Let me begin by distinguishing internationalism from cosmopolitanism. Internationalism assumes the existence of nations and works to create alliances and solidarities across national borders. Cosmopolitanism aims to abolish those borders. The free movement of capital, commodities, and labor around the world is an example of cosmopolitanism, but not of internationalism—and certainly not left internationalism. Free movement makes for a capitalist paradise: global laissez-faire. But for a very large part of the world’s population, global laissez-faire is a capitalist hell. Left internationalism is a politics aimed, so to speak, at the abolition of hell.
Solidarity with comrades abroad is the oldest definition of left internationalism. We look for people who are fighting for equality, democracy, and freedom anywhere in the world, and we join their fight. Think of this as the foreign policy of the left. This is what all our organizations—parties, unions, NGOs, magazines—should be doing. Mostly, these fights go on within states, because right now the state is the most effective agent of human rights and economic justice. The regulation of laissez-faire capitalism was a social-democratic achievement, and it was achieved only in the state. That is where it must now be defended, by internationalists, against globalization.
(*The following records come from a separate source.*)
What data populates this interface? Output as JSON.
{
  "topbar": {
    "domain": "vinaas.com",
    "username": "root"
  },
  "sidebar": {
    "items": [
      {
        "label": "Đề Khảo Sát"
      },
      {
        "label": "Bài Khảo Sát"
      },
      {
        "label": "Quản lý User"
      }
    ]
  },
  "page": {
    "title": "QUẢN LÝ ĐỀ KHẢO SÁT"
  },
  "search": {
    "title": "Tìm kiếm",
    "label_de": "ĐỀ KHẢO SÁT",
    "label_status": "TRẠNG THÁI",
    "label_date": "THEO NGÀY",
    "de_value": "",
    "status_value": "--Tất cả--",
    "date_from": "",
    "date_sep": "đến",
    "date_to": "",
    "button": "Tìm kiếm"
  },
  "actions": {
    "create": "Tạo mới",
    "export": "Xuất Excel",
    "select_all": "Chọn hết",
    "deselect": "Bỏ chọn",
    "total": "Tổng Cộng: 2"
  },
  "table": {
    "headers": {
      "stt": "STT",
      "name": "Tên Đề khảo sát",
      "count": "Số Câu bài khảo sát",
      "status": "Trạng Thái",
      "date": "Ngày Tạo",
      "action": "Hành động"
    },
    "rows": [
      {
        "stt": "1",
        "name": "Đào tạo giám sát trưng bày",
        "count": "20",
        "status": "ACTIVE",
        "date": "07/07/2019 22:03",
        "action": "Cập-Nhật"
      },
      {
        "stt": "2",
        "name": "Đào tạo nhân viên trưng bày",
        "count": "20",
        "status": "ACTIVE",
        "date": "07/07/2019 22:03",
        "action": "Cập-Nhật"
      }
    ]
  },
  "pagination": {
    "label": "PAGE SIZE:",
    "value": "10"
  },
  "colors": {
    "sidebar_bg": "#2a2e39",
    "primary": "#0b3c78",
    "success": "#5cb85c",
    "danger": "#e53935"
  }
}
The European Union promised an expansion of the social-democratic achievement—a promise unfulfilled but one still worth fighting for. The fight takes place in one state after another, and it is in those states that we must find our comrades. Two simple examples: Our comrades in Greece are the people fighting against austerity, and our comrades in Germany are the people fighting against the bankers.